Recently, Obama issued an executive order that places economic sanctions on individuals or group cyber attackers that aim to threaten US national security or economic activity. The order comes on the heels of a momentous year for malicious cyber crime—A report by PricewaterhouseCoopers found that the number of detected cyber attacks skyrocketed in 2014—up 48% from 2013. The average annualized cost of cyber crime came to $12.7 million for US private companies in 2014, according to a Ponemon study.

In addition to the order, the President has also proposed US legislation to Congress that would increase protection for consumers online. The proposal covers both cyber security and privacy, involving the modernization technology tools to combat cyber threats and promote information sharing across the private sector and government. The initiative to upgrade and innovate security technologies couldn’t come at a better time, given nearly 70% of organizations no longer believe the traditional username/password approach is an effective security firewall.

The US government involvement in combatting cyber crime follows actions already taken in Europe, with the EU Data Protection Rules designed to protect the flow of personal data within the region and extend protection across new technology developments like social networks and cloud computing.  Additionally, in December 2014, the European Banking Authority  (EBA) issued new comply-or-justify guidelines to implement a more secure online framework and protect online payment transactions from fraud. The guidelines require all online transactions to have “strong customer authentication” in place by August 1, 2015. In this situation, “strong customer authentication” is defined as at least two-factor authentication. Similarly, Obama’s executive order and proposed legislation echoes that of Europe, to ultimately help ensure “the Internet remains an enabler of global commerce and innovation.”

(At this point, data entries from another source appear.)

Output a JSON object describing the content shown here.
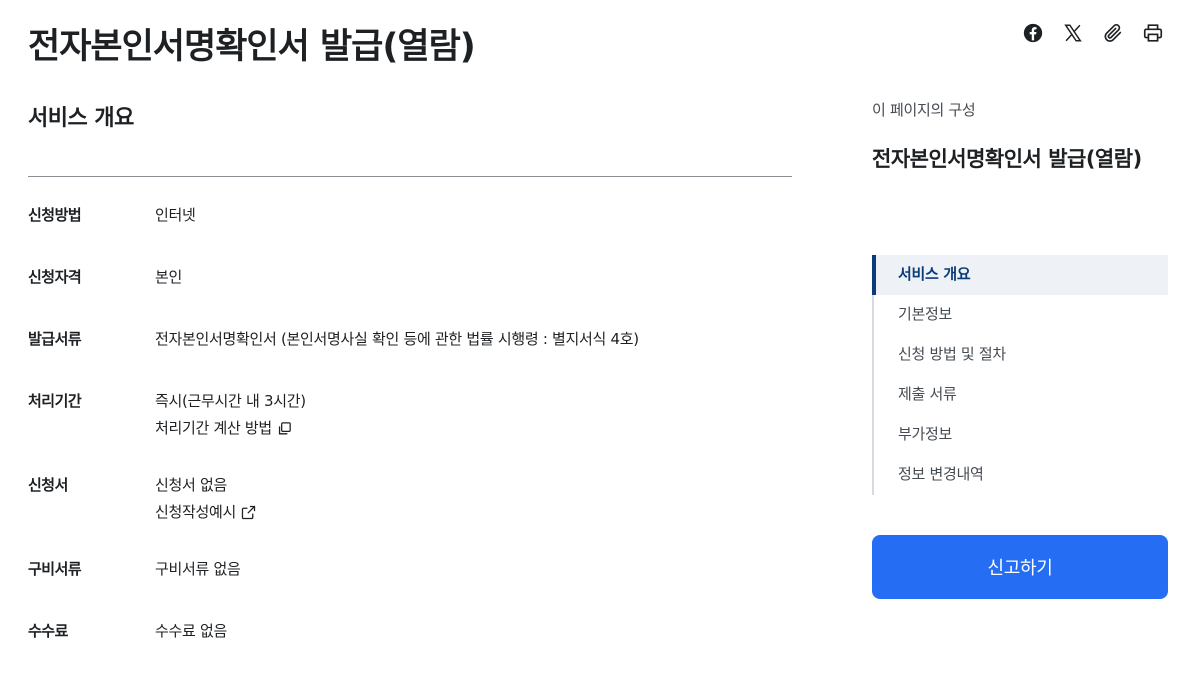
{
  "page": {
    "title": "전자본인서명확인서 발급(열람)"
  },
  "share": {
    "icons": [
      "facebook-icon",
      "x-icon",
      "paperclip-icon",
      "print-icon"
    ]
  },
  "overview": {
    "title": "서비스 개요",
    "rows": [
      {
        "label": "신청방법",
        "values": [
          {
            "text": "인터넷"
          }
        ]
      },
      {
        "label": "신청자격",
        "values": [
          {
            "text": "본인"
          }
        ]
      },
      {
        "label": "발급서류",
        "values": [
          {
            "text": "전자본인서명확인서 (본인서명사실 확인 등에 관한 법률 시행령 : 별지서식 4호)"
          }
        ]
      },
      {
        "label": "처리기간",
        "values": [
          {
            "text": "즉시(근무시간 내 3시간)"
          },
          {
            "text": "처리기간 계산 방법",
            "icon": "copy-icon"
          }
        ]
      },
      {
        "label": "신청서",
        "values": [
          {
            "text": "신청서 없음"
          },
          {
            "text": "신청작성예시",
            "icon": "external-link-icon"
          }
        ]
      },
      {
        "label": "구비서류",
        "values": [
          {
            "text": "구비서류 없음"
          }
        ]
      },
      {
        "label": "수수료",
        "values": [
          {
            "text": "수수료 없음"
          }
        ]
      }
    ]
  },
  "toc": {
    "caption": "이 페이지의 구성",
    "title": "전자본인서명확인서 발급(열람)",
    "items": [
      {
        "label": "서비스 개요",
        "active": true
      },
      {
        "label": "기본정보",
        "active": false
      },
      {
        "label": "신청 방법 및 절차",
        "active": false
      },
      {
        "label": "제출 서류",
        "active": false
      },
      {
        "label": "부가정보",
        "active": false
      },
      {
        "label": "정보 변경내역",
        "active": false
      }
    ]
  },
  "actions": {
    "report_label": "신고하기"
  },
  "colors": {
    "accent": "#256ef4",
    "toc_active": "#0b3c7a",
    "toc_active_bg": "#eef1f5"
  }
}
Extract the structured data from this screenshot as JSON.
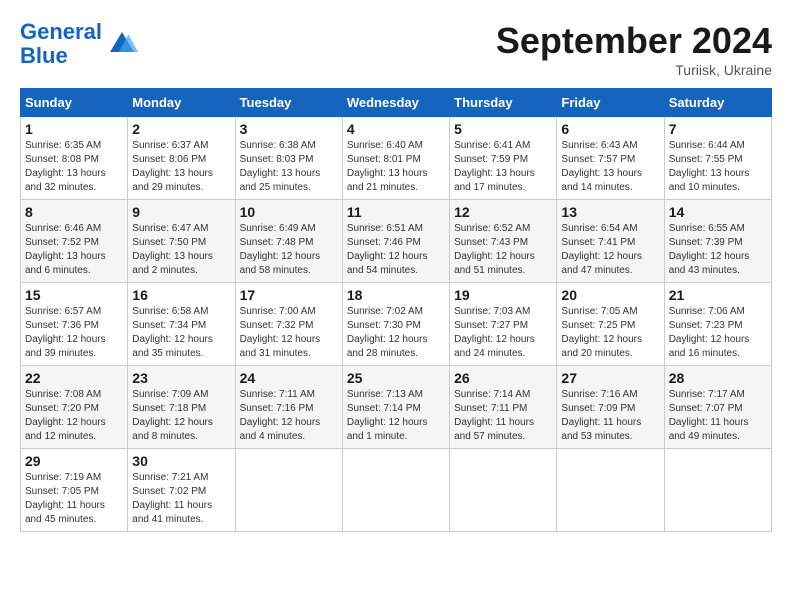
{
  "header": {
    "logo_line1": "General",
    "logo_line2": "Blue",
    "month_title": "September 2024",
    "subtitle": "Turiisk, Ukraine"
  },
  "weekdays": [
    "Sunday",
    "Monday",
    "Tuesday",
    "Wednesday",
    "Thursday",
    "Friday",
    "Saturday"
  ],
  "weeks": [
    [
      {
        "day": "1",
        "sunrise": "Sunrise: 6:35 AM",
        "sunset": "Sunset: 8:08 PM",
        "daylight": "Daylight: 13 hours and 32 minutes."
      },
      {
        "day": "2",
        "sunrise": "Sunrise: 6:37 AM",
        "sunset": "Sunset: 8:06 PM",
        "daylight": "Daylight: 13 hours and 29 minutes."
      },
      {
        "day": "3",
        "sunrise": "Sunrise: 6:38 AM",
        "sunset": "Sunset: 8:03 PM",
        "daylight": "Daylight: 13 hours and 25 minutes."
      },
      {
        "day": "4",
        "sunrise": "Sunrise: 6:40 AM",
        "sunset": "Sunset: 8:01 PM",
        "daylight": "Daylight: 13 hours and 21 minutes."
      },
      {
        "day": "5",
        "sunrise": "Sunrise: 6:41 AM",
        "sunset": "Sunset: 7:59 PM",
        "daylight": "Daylight: 13 hours and 17 minutes."
      },
      {
        "day": "6",
        "sunrise": "Sunrise: 6:43 AM",
        "sunset": "Sunset: 7:57 PM",
        "daylight": "Daylight: 13 hours and 14 minutes."
      },
      {
        "day": "7",
        "sunrise": "Sunrise: 6:44 AM",
        "sunset": "Sunset: 7:55 PM",
        "daylight": "Daylight: 13 hours and 10 minutes."
      }
    ],
    [
      {
        "day": "8",
        "sunrise": "Sunrise: 6:46 AM",
        "sunset": "Sunset: 7:52 PM",
        "daylight": "Daylight: 13 hours and 6 minutes."
      },
      {
        "day": "9",
        "sunrise": "Sunrise: 6:47 AM",
        "sunset": "Sunset: 7:50 PM",
        "daylight": "Daylight: 13 hours and 2 minutes."
      },
      {
        "day": "10",
        "sunrise": "Sunrise: 6:49 AM",
        "sunset": "Sunset: 7:48 PM",
        "daylight": "Daylight: 12 hours and 58 minutes."
      },
      {
        "day": "11",
        "sunrise": "Sunrise: 6:51 AM",
        "sunset": "Sunset: 7:46 PM",
        "daylight": "Daylight: 12 hours and 54 minutes."
      },
      {
        "day": "12",
        "sunrise": "Sunrise: 6:52 AM",
        "sunset": "Sunset: 7:43 PM",
        "daylight": "Daylight: 12 hours and 51 minutes."
      },
      {
        "day": "13",
        "sunrise": "Sunrise: 6:54 AM",
        "sunset": "Sunset: 7:41 PM",
        "daylight": "Daylight: 12 hours and 47 minutes."
      },
      {
        "day": "14",
        "sunrise": "Sunrise: 6:55 AM",
        "sunset": "Sunset: 7:39 PM",
        "daylight": "Daylight: 12 hours and 43 minutes."
      }
    ],
    [
      {
        "day": "15",
        "sunrise": "Sunrise: 6:57 AM",
        "sunset": "Sunset: 7:36 PM",
        "daylight": "Daylight: 12 hours and 39 minutes."
      },
      {
        "day": "16",
        "sunrise": "Sunrise: 6:58 AM",
        "sunset": "Sunset: 7:34 PM",
        "daylight": "Daylight: 12 hours and 35 minutes."
      },
      {
        "day": "17",
        "sunrise": "Sunrise: 7:00 AM",
        "sunset": "Sunset: 7:32 PM",
        "daylight": "Daylight: 12 hours and 31 minutes."
      },
      {
        "day": "18",
        "sunrise": "Sunrise: 7:02 AM",
        "sunset": "Sunset: 7:30 PM",
        "daylight": "Daylight: 12 hours and 28 minutes."
      },
      {
        "day": "19",
        "sunrise": "Sunrise: 7:03 AM",
        "sunset": "Sunset: 7:27 PM",
        "daylight": "Daylight: 12 hours and 24 minutes."
      },
      {
        "day": "20",
        "sunrise": "Sunrise: 7:05 AM",
        "sunset": "Sunset: 7:25 PM",
        "daylight": "Daylight: 12 hours and 20 minutes."
      },
      {
        "day": "21",
        "sunrise": "Sunrise: 7:06 AM",
        "sunset": "Sunset: 7:23 PM",
        "daylight": "Daylight: 12 hours and 16 minutes."
      }
    ],
    [
      {
        "day": "22",
        "sunrise": "Sunrise: 7:08 AM",
        "sunset": "Sunset: 7:20 PM",
        "daylight": "Daylight: 12 hours and 12 minutes."
      },
      {
        "day": "23",
        "sunrise": "Sunrise: 7:09 AM",
        "sunset": "Sunset: 7:18 PM",
        "daylight": "Daylight: 12 hours and 8 minutes."
      },
      {
        "day": "24",
        "sunrise": "Sunrise: 7:11 AM",
        "sunset": "Sunset: 7:16 PM",
        "daylight": "Daylight: 12 hours and 4 minutes."
      },
      {
        "day": "25",
        "sunrise": "Sunrise: 7:13 AM",
        "sunset": "Sunset: 7:14 PM",
        "daylight": "Daylight: 12 hours and 1 minute."
      },
      {
        "day": "26",
        "sunrise": "Sunrise: 7:14 AM",
        "sunset": "Sunset: 7:11 PM",
        "daylight": "Daylight: 11 hours and 57 minutes."
      },
      {
        "day": "27",
        "sunrise": "Sunrise: 7:16 AM",
        "sunset": "Sunset: 7:09 PM",
        "daylight": "Daylight: 11 hours and 53 minutes."
      },
      {
        "day": "28",
        "sunrise": "Sunrise: 7:17 AM",
        "sunset": "Sunset: 7:07 PM",
        "daylight": "Daylight: 11 hours and 49 minutes."
      }
    ],
    [
      {
        "day": "29",
        "sunrise": "Sunrise: 7:19 AM",
        "sunset": "Sunset: 7:05 PM",
        "daylight": "Daylight: 11 hours and 45 minutes."
      },
      {
        "day": "30",
        "sunrise": "Sunrise: 7:21 AM",
        "sunset": "Sunset: 7:02 PM",
        "daylight": "Daylight: 11 hours and 41 minutes."
      },
      null,
      null,
      null,
      null,
      null
    ]
  ]
}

From a global perspective, governments are realizing the significant need to get involved and crack down on cyber crime. The US is tackling the issue with offensive tactics—going after cyber criminals with sanctions—while the EU is playing defense, securing up their online infrastructure. The involvement of government serves as a precursor to a more regulated cyber security environment in an effort to stave off breaches and protect government data, the private sector and consumer identities. As the mobile market continues to dominate, phone-based authentication will become the go-to solution for both governments and private companies to protect their users given its trifecta of benefits: cost effective, secure and universally accessible. We’ll likely see the security method make its way into regional legislation in the coming months as the frequency and impact of security breaches continue to escalate.

By Thorsten Trapp, Cofounder and CTO of Tyntec

BIO: Thorsten Trapp is the co-founder and CTO of Tyntec. He is a highly regarded mobile industry expert with over 20 years’ experience in the space.